TOM BOTTOMORE was Britain's best-known and most highly regarded sociologist. He had a remarkable international reputation; wherever one went one encountered his own students and also people who had found his books the most accessible and enlightening entry into the subject. Those who knew him loved him and his death will be a great personal blow to many people. He was revered in the Third World and especially in India. His textbook Sociology (1962) was first written for Indian students and went through successive editions over several decades. He was widely respected for his untiring international work, especially for his presidency of the International Sociological Association.
Bottomore was trained at the LSE and became a lecturer there, until he left to become Professor at Simon Fraser University, in Vancouver, in 1965. In 1968 he returned to Sussex University and remained there until he 'retired' in 1985. The conference to mark his retirement showed how great had been his influence, drawing a galaxy of Britain's best-known scholars. Bottomore, however, kept going as active as ever until the day of his death. Among his many projects was a magisterial dictionary of 20th-century social thought (edited with William Outhwaite) that will be published shortly.
Bottomore was a lifelong Marxist. His Marxism was open, undogmatic and humane, and his work was highly regarded by non-Marxists. His selection of the writings of Karl Marx (edited with Maximilien Rubel) was published in 1956 and was for many thousands their first encounter with the real Marx. It remains the best short collection to this day. His books Elites and Society (1964) and Classes in Modern Society (1965) showed that sociology did not have to be polysyllabic and inaccessible. Later on he returned to his interests in economic sociology and produced a number of remarkable books, including his commentary on TH Marshall's Citzenship, published in 1992.

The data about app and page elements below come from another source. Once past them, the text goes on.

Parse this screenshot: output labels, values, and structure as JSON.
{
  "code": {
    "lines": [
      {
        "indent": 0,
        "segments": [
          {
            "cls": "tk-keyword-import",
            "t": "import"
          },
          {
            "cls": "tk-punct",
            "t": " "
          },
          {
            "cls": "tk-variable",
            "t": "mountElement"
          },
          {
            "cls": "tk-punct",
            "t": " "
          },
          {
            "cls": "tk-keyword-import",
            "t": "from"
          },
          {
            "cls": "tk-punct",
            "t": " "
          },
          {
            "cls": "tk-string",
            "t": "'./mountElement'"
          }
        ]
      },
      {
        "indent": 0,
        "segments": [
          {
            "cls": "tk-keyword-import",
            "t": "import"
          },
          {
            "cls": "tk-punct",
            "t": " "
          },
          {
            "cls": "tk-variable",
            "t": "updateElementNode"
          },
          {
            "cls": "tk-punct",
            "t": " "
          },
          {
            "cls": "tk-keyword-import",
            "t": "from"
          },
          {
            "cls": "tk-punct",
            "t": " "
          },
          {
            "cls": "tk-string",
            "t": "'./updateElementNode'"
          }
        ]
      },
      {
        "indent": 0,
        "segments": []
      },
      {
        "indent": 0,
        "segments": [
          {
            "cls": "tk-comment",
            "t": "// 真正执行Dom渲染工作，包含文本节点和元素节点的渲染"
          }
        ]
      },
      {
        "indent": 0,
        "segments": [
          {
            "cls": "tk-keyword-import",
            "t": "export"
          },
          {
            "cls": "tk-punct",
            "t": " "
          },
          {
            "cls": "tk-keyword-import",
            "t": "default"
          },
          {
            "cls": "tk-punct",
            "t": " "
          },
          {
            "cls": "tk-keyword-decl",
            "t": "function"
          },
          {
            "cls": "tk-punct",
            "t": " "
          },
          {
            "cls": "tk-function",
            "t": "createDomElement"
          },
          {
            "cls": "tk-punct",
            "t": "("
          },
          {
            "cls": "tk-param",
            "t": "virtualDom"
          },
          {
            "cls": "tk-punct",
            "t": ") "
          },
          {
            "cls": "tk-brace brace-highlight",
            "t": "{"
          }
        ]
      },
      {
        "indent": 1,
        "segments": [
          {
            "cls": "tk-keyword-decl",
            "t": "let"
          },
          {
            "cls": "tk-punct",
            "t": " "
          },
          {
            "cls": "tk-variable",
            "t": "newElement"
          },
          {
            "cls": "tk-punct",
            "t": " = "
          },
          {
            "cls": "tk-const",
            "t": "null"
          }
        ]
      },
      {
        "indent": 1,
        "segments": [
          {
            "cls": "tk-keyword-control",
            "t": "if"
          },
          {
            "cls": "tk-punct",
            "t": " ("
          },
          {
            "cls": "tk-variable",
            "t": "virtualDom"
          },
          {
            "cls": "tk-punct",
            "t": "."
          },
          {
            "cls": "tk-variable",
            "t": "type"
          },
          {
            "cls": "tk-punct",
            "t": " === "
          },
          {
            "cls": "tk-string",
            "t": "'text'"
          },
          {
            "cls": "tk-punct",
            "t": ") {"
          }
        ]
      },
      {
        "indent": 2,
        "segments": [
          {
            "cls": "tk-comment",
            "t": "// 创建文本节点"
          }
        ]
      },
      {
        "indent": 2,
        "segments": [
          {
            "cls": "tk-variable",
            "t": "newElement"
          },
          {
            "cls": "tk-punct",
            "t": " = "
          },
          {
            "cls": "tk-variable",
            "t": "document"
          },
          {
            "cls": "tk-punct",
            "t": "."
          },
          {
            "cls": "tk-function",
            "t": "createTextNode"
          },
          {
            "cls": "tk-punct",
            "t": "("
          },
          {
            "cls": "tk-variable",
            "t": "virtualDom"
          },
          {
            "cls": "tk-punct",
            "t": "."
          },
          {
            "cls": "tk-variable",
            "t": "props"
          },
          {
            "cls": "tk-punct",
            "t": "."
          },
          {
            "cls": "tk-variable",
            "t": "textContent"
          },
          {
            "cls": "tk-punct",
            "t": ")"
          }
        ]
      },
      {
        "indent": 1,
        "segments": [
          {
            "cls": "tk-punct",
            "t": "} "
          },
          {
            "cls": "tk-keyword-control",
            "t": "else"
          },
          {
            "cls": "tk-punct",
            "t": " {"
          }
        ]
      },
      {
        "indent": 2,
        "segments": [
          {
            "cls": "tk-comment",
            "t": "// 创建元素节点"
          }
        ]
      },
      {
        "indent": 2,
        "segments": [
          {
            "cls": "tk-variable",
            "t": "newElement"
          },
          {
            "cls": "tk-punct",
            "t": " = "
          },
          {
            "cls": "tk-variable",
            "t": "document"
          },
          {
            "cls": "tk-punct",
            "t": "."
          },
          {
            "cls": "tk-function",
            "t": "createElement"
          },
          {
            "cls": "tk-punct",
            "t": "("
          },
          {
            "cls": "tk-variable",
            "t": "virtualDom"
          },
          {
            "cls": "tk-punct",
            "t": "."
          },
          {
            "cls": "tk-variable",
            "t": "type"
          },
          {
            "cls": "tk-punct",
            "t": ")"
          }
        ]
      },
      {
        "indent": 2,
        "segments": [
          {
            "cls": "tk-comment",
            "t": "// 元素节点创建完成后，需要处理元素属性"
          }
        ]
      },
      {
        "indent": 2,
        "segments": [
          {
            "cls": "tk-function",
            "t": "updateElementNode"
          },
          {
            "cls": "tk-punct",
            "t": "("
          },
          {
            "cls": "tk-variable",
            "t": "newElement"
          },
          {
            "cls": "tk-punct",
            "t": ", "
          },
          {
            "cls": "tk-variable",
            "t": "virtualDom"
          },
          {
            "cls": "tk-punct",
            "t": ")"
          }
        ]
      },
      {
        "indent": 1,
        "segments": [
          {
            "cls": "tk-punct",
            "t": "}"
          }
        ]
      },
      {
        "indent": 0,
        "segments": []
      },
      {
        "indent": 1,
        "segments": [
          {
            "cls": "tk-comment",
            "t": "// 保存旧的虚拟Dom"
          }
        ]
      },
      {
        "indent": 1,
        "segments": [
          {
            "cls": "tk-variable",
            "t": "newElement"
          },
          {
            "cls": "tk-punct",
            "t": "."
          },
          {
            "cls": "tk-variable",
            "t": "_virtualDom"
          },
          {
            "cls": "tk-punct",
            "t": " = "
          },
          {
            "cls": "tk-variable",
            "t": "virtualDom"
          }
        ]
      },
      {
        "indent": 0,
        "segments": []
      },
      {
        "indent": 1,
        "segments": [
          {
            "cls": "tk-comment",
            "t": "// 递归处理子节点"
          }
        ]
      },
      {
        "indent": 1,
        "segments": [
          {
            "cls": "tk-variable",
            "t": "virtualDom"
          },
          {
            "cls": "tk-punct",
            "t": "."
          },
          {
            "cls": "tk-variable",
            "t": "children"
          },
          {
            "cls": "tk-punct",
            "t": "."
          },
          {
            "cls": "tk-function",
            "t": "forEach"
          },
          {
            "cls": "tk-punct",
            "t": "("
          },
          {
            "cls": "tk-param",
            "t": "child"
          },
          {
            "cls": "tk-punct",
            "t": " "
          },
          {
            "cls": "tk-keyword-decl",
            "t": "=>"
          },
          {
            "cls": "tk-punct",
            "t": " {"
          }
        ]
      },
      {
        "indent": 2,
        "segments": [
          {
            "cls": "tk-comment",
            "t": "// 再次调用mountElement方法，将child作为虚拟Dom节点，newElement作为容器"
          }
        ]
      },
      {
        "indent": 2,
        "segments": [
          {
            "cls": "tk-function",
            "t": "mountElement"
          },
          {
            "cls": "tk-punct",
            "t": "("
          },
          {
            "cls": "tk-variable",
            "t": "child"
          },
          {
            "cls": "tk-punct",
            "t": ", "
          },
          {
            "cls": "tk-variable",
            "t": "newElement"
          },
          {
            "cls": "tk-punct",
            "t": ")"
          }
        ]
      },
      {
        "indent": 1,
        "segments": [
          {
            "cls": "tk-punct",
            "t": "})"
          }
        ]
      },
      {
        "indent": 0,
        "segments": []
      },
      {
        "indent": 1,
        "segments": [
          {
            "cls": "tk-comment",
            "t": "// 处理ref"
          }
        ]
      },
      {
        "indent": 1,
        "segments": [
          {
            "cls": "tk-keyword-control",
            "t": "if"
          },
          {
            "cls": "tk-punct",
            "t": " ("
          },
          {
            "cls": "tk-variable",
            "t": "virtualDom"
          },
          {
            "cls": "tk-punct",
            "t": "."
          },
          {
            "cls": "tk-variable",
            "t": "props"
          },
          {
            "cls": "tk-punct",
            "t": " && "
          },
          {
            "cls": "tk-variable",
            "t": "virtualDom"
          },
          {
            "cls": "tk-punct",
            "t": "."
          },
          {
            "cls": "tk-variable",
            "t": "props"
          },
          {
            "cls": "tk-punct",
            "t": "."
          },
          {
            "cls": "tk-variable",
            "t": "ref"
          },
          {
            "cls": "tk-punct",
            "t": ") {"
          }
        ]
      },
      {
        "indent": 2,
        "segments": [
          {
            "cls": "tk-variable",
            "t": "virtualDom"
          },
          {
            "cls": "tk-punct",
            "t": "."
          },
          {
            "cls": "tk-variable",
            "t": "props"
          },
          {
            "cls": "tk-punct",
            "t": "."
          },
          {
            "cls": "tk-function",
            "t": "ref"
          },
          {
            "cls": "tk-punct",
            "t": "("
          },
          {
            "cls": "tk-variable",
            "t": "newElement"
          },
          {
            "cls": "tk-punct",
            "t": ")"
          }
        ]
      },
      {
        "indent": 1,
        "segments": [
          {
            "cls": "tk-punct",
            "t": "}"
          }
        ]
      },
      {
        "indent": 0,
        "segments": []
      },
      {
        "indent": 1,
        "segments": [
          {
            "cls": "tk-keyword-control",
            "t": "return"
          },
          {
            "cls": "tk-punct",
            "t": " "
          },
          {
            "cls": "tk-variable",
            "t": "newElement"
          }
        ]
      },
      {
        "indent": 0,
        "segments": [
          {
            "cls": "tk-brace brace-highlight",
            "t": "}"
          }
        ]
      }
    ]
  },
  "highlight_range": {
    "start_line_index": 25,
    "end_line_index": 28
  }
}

Bottomore was a great force for calm and sanity in the overcharged world of sociology after the student revolts of 1968 and the intense theoretical debates and dogmatic conflicts of the 1970s. He championed the democratic and civilised Marxism of the Austrians, whose country he loved. He was a great teacher, best in small groups and with graduate students. Often he would sit quietly, listening to strident opinions and then would inject sense and balance with a few quiet and well- chosen words.
His greatest sorrow was the death of his beloved second wife, Mary, which denied him the companionship in his retirement that he had enjoyed during their life together. He responded to this bitter blow with characteristic dignity and courage. He continued to advocate peace, social justice, the cause of the world's poor and excluded, but also democracy and sanity. He was never a believer in the violent revolutionary extremism of the Left, equally he was sure that the divisive and rigid right-wing economic liberalism that was so fashionable in the 1980s would pass away and that saner and kinder ideas would come to prevail.
If there is a word to sum up Tom Bottomore's life it would be constancy. He pursued his course untroubled by fashion and with indifference to pretension.Reuse content